9. To make a short stem I use two green pipe cleaners twisted together. I use green just in case any of the pipe cleaner shows through my wool. It will be less noticeable. If I were to make longer stems or make heavy rose heads I would use three or four pipe cleaners twisted together or a piece of modeling wire for added strength.
10. Wrap green merino wool roving around your pipe cleaners and stab it with your felting needle. This will prevent your wool from unraveling. You can easily wet felt the stem by adding a tiny bit of washing up detergent and water and rolling it vigorously between your palms. Rinse thoroughly.
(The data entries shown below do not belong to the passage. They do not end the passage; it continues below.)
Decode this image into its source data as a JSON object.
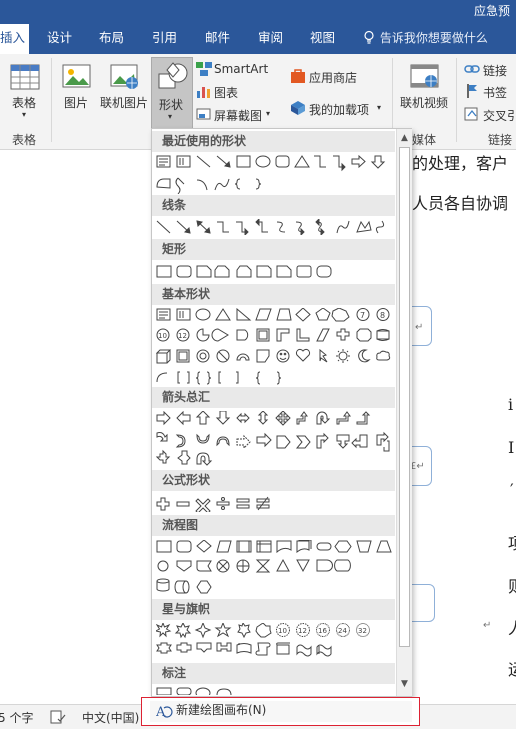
{
  "window": {
    "title": "应急预"
  },
  "tabs": [
    {
      "label": "插入",
      "active": true
    },
    {
      "label": "设计"
    },
    {
      "label": "布局"
    },
    {
      "label": "引用"
    },
    {
      "label": "邮件"
    },
    {
      "label": "审阅"
    },
    {
      "label": "视图"
    }
  ],
  "tell_me": "告诉我你想要做什么",
  "ribbon": {
    "table": "表格",
    "table_group": "表格",
    "picture": "图片",
    "online_picture": "联机图片",
    "shapes": "形状",
    "smartart": "SmartArt",
    "chart": "图表",
    "screenshot": "屏幕截图",
    "app_store": "应用商店",
    "my_addins": "我的加载项",
    "online_video": "联机视频",
    "media_group": "媒体",
    "link": "链接",
    "bookmark": "书签",
    "cross_ref": "交叉引",
    "links_group": "链接"
  },
  "document": {
    "line1": "的处理，客户",
    "line2": "人员各自协调",
    "frag_a": "i",
    "frag_b": "I",
    "frag_c": "′",
    "frag_d": "项",
    "frag_e": "则",
    "frag_f": "人",
    "frag_g": "运",
    "pmark": "↵"
  },
  "shapes_gallery": {
    "categories": [
      "最近使用的形状",
      "线条",
      "矩形",
      "基本形状",
      "箭头总汇",
      "公式形状",
      "流程图",
      "星与旗帜",
      "标注"
    ],
    "new_canvas": "新建绘图画布(N)"
  },
  "status": {
    "words": "5 个字",
    "language": "中文(中国)"
  },
  "colors": {
    "accent": "#2b579a",
    "highlight": "#dd2233"
  }
}
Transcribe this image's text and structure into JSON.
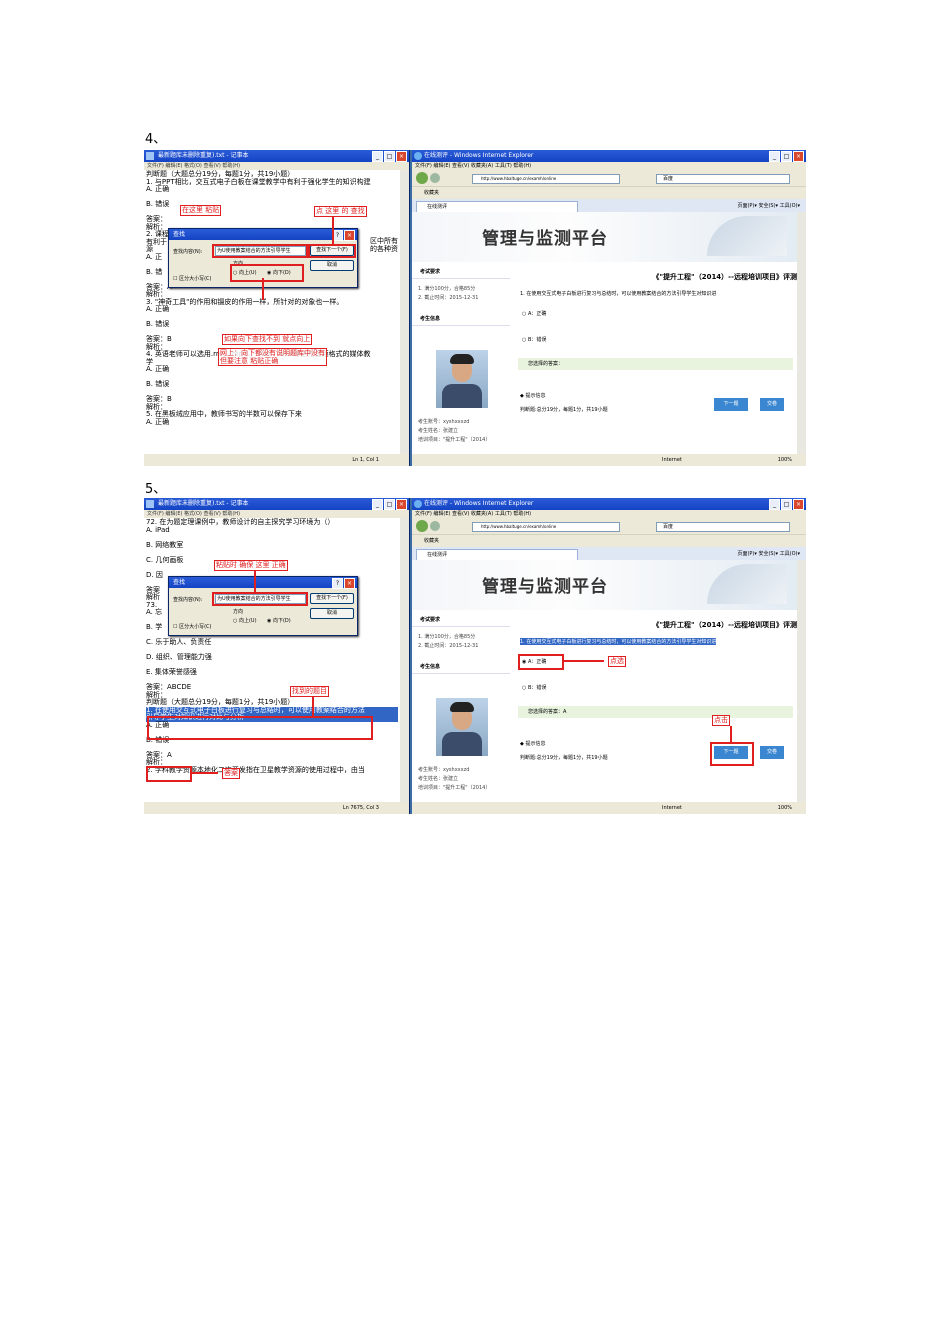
{
  "steps": [
    {
      "label": "4、",
      "notepad": {
        "title": "最新题库未删除重复).txt - 记事本",
        "menu": "文件(F)   编辑(E)   格式(O)   查看(V)   帮助(H)",
        "lines": [
          "判断题（大题总分19分，每题1分，共19小题）",
          "1. 与PPT相比，交互式电子白板在课堂教学中有利于强化学生的知识构建",
          "A. 正确",
          "",
          "B. 错误",
          "",
          "答案：",
          "解析：",
          "2. 课程",
          "有利于",
          "源",
          "A. 正",
          "",
          "B. 错",
          "",
          "答案：A",
          "解析：",
          "3. \"神奇工具\"的作用和镊皮的作用一样，所针对的对象也一样。",
          "A. 正确",
          "",
          "B. 错误",
          "",
          "答案：B",
          "解析：",
          "4. 英语老师可以选用.rm、.mp3、.mid、.wav等这些音频格式的媒体教",
          "学",
          "A. 正确",
          "",
          "B. 错误",
          "",
          "答案：B",
          "解析：",
          "5. 在黑板绒应用中，教师书写的半数可以保存下来",
          "A. 正确"
        ],
        "side_fragments": [
          "区中所有",
          "的各种资"
        ],
        "status": "Ln 1, Col 1"
      },
      "find_dialog": {
        "title": "查找",
        "find_label": "查找内容(N):",
        "find_value": "为U使用教案结合的方法引导学生",
        "find_next": "查找下一个(F)",
        "cancel": "取消",
        "direction_label": "方向",
        "up": "向上(U)",
        "down": "向下(D)",
        "match_case": "区分大小写(C)"
      },
      "annotations": [
        "在这里 粘贴",
        "点 这里 的 查找",
        "如果向下查找不到 就点向上",
        "网上：向下都没有说明题库中没有",
        "但要注意 粘贴正确"
      ],
      "ie": {
        "title": "在线测评 - Windows Internet Explorer",
        "menu": "文件(F)   编辑(E)   查看(V)   收藏夹(A)   工具(T)   帮助(H)",
        "url": "http://www.hbaltuge.cn/examh/online",
        "search": "百度",
        "favorites": "收藏夹",
        "tab": "在线测评",
        "tools": "页面(P)▾  安全(S)▾  工具(O)▾",
        "banner": "管理与监测平台",
        "sidebar": {
          "exam_header": "考试要求",
          "exam_items": [
            "1. 满分100分，合格85分",
            "2. 截止时间：2015-12-31"
          ],
          "info_header": "考生信息",
          "info_items": [
            "考生账号：xyshxxxzd",
            "考生姓名：张建立",
            "培训项目：\"提升工程\"（2014）"
          ]
        },
        "main": {
          "title": "《\"提升工程\"（2014）--远程培训项目》评测",
          "question": "1. 在使用交互式电子白板进行复习与总结时，可以使用教案结合的方法引导学生对知识进",
          "options": [
            "A：正确",
            "B：错误"
          ],
          "answer": "您选择的答案：",
          "hint_title": "提示信息",
          "hint": "判断题:总分19分，每题1分，共19小题",
          "next": "下一题",
          "submit": "交卷"
        },
        "status": "Internet",
        "zoom": "100%"
      }
    },
    {
      "label": "5、",
      "notepad": {
        "title": "最新题库未删除重复).txt - 记事本",
        "menu": "文件(F)   编辑(E)   格式(O)   查看(V)   帮助(H)",
        "lines": [
          "72. 在为题定理课例中，教师设计的自主探究学习环境为（）",
          "A. iPad",
          "",
          "B. 网络教室",
          "",
          "C. 几何画板",
          "",
          "D. 因",
          "",
          "答案",
          "解析",
          "73.",
          "A. 忘",
          "",
          "B. 学",
          "",
          "C. 乐于助人、负责任",
          "",
          "D. 组织、管理能力强",
          "",
          "E. 集体荣誉感强",
          "",
          "答案：ABCDE",
          "解析：",
          "判断题（大题总分19分，每题1分，共19小题）",
          "1. 在使用交互式电子白板进行复习与总结时，可以使用教案结合的方法",
          "引导学生对知识进行对比与分析",
          "A. 正确",
          "",
          "B. 错误",
          "",
          "答案：A",
          "解析：",
          "2. 学科教学资源本地化二次开发指在卫星教学资源的使用过程中，由当"
        ],
        "status": "Ln 7675, Col 3"
      },
      "find_dialog": {
        "title": "查找",
        "find_label": "查找内容(N):",
        "find_value": "为U使用教案结合的方法引导学生",
        "find_next": "查找下一个(F)",
        "cancel": "取消",
        "direction_label": "方向",
        "up": "向上(U)",
        "down": "向下(D)",
        "match_case": "区分大小写(C)"
      },
      "annotations": [
        "粘贴时 确保 这里 正确",
        "找到的题目",
        "答案",
        "点选",
        "点击"
      ],
      "ie": {
        "title": "在线测评 - Windows Internet Explorer",
        "menu": "文件(F)   编辑(E)   查看(V)   收藏夹(A)   工具(T)   帮助(H)",
        "url": "http://www.hbaltuge.cn/examh/online",
        "search": "百度",
        "favorites": "收藏夹",
        "tab": "在线测评",
        "tools": "页面(P)▾  安全(S)▾  工具(O)▾",
        "banner": "管理与监测平台",
        "sidebar": {
          "exam_header": "考试要求",
          "exam_items": [
            "1. 满分100分，合格85分",
            "2. 截止时间：2015-12-31"
          ],
          "info_header": "考生信息",
          "info_items": [
            "考生账号：xyshxxxzd",
            "考生姓名：张建立",
            "培训项目：\"提升工程\"（2014）"
          ]
        },
        "main": {
          "title": "《\"提升工程\"（2014）--远程培训项目》评测",
          "question": "1. 在使用交互式电子白板进行复习与总结时，可以使用教案结合的方法引导学生对知识进",
          "options": [
            "A：正确",
            "B：错误"
          ],
          "answer": "您选择的答案：A",
          "hint_title": "提示信息",
          "hint": "判断题:总分19分，每题1分，共19小题",
          "next": "下一题",
          "submit": "交卷"
        },
        "status": "Internet",
        "zoom": "100%"
      }
    }
  ]
}
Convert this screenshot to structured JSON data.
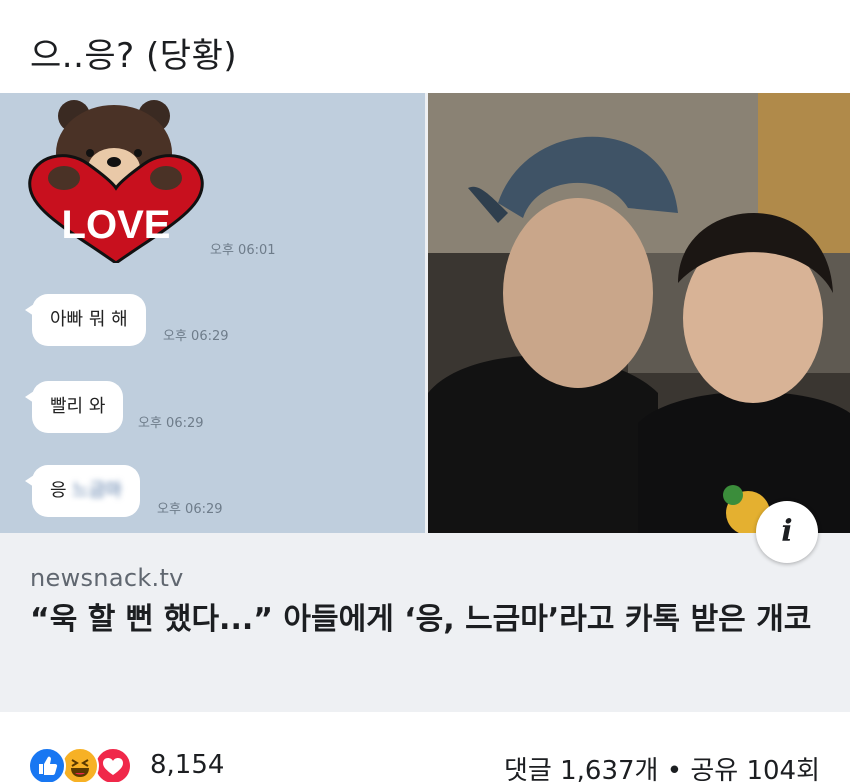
{
  "post": {
    "text": "으..응? (당황)"
  },
  "chat": {
    "sticker_text": "LOVE",
    "sticker_time": "오후 06:01",
    "messages": [
      {
        "text": "아빠 뭐 해",
        "time": "오후 06:29"
      },
      {
        "text": "빨리 와",
        "time": "오후 06:29"
      },
      {
        "text_prefix": "응",
        "text_blurred": "느금마",
        "time": "오후 06:29"
      }
    ]
  },
  "link": {
    "domain": "newsnack.tv",
    "headline": "“욱 할 뻔 했다...” 아들에게 ‘응, 느금마’라고 카톡 받은 개코",
    "info_icon": "info-icon"
  },
  "reactions": {
    "icons": [
      "like-icon",
      "haha-icon",
      "love-icon"
    ],
    "count": "8,154"
  },
  "stats": {
    "summary": "댓글 1,637개 • 공유 104회"
  },
  "colors": {
    "chat_bg": "#bfcedd",
    "like": "#1877f2",
    "haha": "#f7b125",
    "love": "#f0284a",
    "card_bg": "#eef0f3"
  }
}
11. To make the sepal you will need to lay out five tufts of the same green coloured merino wool in a star shape on a sheet of bubble wrap on top of your kitchen tray. They should overlap slightly in the middle.
12. Add a ring of wool to the centre. Add a drizzle of washing up liquid and saturate with hot water.
13. Roll up the bubble wrap and secure with a couple of elastic bands. Roll this backwards and forwards about 50 times. Unwrap, stretch the felt back into shape and roll the ends of the sepal between your fingers. Re- roll another fifty times. In order to quicken the felting process, dunk your sepal into a bowl of hot water. Rinse thoroughly and allow to dry.
14. Cut a small hole in your felt ball with a pair of sharp scissors and insert your stem. Use a small amount of green wool roving and wrap it around the join. Stab it into place with your felting needle to secure your bead to the stem.
15. With embroidery thread stitch the petals onto the base of the felt ball one by one.
16. Use a stabbing stitch to go in through the back of one petal, into the bead, out of the bead, stabbing through another petal on the way out. About three stitches per petal should secure them well.
17. Your daisy is now complete!